Pademelons are quite small wallabies with short tails. The compact body of this animal allows it to move through the dense rainforest understorey with incredible agility. The unique taxonomic position of these animals suggests that they probably have been the ancestors of Tree-kangaroos and Rock-wallabies a few million years ago. The Red-legged pademelon is a motley wallaby, exhibiting grey upper body, whitish underbelly as well as rufous red legs and face with a white colored band on the cheeks.
Red-legged pademelons are endemic to Australia and New Guinea (Indonesia and Papua New Guinea). In New Guinea, these animals are found throughout the southern Fly River area, where they inhabit lowland rainforests and low mixed savanna thickets near swamps. The Australian population of this species occupies the area between the tip of Cape York to the southern portion of Tamworth. Red-legged pademelons also occur in rainforests, wet sclerophyll forests, and dry vine scrub forests on the eastern coast of Australia. Southern populations of pademelon live almost exclusively at the forest edge, while northern populations may also occur in inner parts of the forest.

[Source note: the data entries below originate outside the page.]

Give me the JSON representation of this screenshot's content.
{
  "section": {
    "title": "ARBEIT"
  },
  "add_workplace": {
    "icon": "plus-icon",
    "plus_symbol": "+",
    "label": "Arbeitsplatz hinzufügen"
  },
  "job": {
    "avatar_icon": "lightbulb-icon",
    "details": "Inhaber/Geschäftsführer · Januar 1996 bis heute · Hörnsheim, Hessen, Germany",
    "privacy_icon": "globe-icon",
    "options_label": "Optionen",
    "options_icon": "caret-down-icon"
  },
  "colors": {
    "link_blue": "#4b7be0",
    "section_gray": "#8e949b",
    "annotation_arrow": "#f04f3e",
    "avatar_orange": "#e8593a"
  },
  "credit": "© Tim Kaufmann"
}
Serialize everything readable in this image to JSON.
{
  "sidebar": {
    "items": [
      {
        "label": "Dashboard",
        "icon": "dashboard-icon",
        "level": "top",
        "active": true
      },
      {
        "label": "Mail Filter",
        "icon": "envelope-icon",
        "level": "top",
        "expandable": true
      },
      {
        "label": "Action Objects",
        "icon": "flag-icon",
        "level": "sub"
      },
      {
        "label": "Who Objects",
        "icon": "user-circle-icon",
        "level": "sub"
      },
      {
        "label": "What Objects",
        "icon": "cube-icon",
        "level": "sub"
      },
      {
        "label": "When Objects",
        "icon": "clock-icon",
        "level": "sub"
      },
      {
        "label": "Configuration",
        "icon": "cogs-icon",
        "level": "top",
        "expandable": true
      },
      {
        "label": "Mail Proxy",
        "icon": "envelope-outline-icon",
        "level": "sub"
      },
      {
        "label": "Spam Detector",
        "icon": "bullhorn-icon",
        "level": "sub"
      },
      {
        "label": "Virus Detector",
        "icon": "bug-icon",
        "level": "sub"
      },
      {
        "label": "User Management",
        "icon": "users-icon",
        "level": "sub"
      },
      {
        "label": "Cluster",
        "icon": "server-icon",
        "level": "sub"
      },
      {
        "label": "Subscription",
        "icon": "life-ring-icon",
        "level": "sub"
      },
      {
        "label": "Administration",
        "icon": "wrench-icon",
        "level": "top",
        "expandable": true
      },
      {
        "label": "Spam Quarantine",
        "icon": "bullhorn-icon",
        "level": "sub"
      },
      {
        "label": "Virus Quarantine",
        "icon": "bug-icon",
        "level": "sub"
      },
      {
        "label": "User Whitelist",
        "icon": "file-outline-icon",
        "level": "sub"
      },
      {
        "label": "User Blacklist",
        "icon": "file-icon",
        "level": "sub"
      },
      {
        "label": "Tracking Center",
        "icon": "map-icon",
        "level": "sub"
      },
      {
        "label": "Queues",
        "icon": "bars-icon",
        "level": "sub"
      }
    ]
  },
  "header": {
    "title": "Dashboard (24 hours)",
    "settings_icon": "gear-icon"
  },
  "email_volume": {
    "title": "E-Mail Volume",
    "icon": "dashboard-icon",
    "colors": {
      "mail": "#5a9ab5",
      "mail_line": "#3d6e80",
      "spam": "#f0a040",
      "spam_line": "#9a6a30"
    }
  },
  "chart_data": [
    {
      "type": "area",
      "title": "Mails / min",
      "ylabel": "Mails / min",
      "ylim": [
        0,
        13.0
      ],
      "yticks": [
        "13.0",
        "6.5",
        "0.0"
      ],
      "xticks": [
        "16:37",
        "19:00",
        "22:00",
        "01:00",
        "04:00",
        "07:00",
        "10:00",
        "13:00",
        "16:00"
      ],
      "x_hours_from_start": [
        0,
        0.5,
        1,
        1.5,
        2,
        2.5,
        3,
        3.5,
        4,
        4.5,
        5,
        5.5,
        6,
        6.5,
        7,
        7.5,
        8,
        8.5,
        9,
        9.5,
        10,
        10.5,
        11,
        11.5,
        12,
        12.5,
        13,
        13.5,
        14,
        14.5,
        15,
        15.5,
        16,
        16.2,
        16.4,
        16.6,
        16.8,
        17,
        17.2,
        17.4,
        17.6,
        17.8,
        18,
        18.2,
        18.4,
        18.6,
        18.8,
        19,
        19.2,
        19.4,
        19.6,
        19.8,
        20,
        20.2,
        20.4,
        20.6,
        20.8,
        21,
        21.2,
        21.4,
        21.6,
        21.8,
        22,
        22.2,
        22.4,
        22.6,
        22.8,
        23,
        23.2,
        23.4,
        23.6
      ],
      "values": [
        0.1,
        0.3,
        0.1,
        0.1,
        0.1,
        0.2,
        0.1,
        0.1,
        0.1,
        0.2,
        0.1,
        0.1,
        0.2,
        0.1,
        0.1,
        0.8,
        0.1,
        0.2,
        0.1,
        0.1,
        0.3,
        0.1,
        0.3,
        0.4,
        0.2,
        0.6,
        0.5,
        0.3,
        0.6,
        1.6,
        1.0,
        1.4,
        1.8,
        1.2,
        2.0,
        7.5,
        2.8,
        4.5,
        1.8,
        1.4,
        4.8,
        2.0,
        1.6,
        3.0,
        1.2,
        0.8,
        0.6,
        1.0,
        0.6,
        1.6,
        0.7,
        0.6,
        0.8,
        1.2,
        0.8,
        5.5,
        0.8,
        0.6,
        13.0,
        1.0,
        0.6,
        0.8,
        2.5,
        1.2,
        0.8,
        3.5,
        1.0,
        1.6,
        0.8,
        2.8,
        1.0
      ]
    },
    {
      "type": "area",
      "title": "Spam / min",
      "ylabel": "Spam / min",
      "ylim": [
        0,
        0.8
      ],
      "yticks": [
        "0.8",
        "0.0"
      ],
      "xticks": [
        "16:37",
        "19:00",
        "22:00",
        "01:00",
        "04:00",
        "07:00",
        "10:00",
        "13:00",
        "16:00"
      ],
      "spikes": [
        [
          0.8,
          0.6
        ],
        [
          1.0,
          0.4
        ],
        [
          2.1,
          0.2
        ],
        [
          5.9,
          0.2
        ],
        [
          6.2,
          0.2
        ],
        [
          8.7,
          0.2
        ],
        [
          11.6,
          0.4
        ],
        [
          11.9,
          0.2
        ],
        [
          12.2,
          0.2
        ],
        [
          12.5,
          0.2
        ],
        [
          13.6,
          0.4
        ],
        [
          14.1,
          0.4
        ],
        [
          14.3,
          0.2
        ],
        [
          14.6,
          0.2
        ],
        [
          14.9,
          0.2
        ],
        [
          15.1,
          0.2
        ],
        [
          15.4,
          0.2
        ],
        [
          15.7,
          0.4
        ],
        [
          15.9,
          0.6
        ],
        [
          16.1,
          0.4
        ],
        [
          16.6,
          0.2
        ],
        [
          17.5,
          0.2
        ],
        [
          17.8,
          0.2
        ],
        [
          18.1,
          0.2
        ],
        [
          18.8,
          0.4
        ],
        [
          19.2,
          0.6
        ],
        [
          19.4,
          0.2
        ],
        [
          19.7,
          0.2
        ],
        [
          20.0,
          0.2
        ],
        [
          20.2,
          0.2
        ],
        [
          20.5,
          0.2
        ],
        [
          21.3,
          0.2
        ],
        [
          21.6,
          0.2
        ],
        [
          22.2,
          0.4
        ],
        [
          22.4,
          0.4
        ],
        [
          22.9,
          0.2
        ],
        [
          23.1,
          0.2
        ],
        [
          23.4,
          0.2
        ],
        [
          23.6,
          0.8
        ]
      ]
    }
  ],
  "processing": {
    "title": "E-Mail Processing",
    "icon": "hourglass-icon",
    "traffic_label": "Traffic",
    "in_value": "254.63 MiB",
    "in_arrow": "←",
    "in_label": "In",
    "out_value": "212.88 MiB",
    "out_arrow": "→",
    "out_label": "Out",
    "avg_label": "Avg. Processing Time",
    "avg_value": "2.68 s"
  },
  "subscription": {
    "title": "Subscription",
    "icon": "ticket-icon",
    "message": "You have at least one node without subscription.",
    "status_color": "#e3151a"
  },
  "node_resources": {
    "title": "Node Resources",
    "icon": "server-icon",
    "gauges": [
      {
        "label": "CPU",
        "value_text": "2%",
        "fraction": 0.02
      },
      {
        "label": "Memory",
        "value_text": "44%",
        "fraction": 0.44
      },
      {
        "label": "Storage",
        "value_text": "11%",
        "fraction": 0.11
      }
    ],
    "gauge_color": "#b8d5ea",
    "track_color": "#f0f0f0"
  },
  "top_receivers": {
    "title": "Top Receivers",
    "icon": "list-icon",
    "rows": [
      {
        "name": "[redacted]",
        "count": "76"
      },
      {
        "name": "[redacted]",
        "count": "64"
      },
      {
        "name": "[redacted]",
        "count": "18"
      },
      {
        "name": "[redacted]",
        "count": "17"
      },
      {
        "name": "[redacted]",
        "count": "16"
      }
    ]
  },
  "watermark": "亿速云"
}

Red-legged pademelons are active during the daytime hours, while period of least activity is midnight as well as midday to early afternoon. They are generally solitary and tend to feed alone, but are known to form loose groups. During the night, they feed in these groups on the edge of the forest. They also socialize during the winter when sunbathing, gathering together in order to conserve heat. They usually use recesses in the ground as resting and sleeping spots. Feeding groups have a dominant pademelon, which controls the feeding process and makes sure that individuals feed at an equal distance from each other (typically 30-50 meters). When a feeding group is threatened, they flee to their shelters through special paths, which they make beforehand in order to easily escape predators.
Red-legged pademelons are polygynous animals. Males fight to defend their mating rights. During these confrontations, rivals stand upright on their hind legs and hold their heads back in order to protect their eyes. Each one tries to swing its claws at the opponent and knock it down, after which the winner will kick its rival in the abdomen. Red-legged pademelons breed year-round. After a gestation period of 28 to 30 days, a single joey is born. At 22 - 26 weeks old, young begin to come out of the pouch, leaving it permanently by 26–28 weeks. Meanwhile, they still feed upon maternal milk. The mother continues to protect her offspring, teaching them foraging skills and. Then, about 66 days after they leave the pouch, young pademelons start eating food. Sexual maturity is reached at 48 weeks old in females and by 66 weeks old - in males.
Presently, there are no notable threats to the population of this species. However, pademelons in New Guinea are hunted for their meat, while the Australian population of these animals may suffer from dog attacks and fragmentation of their forest habitat.
According to IUCN, the Ref-legged pademelon is locally common and widespread throughout its range but no overall population estimate is available. Currently, this species is classified as Least Concern (LC), although its numbers are decreasing.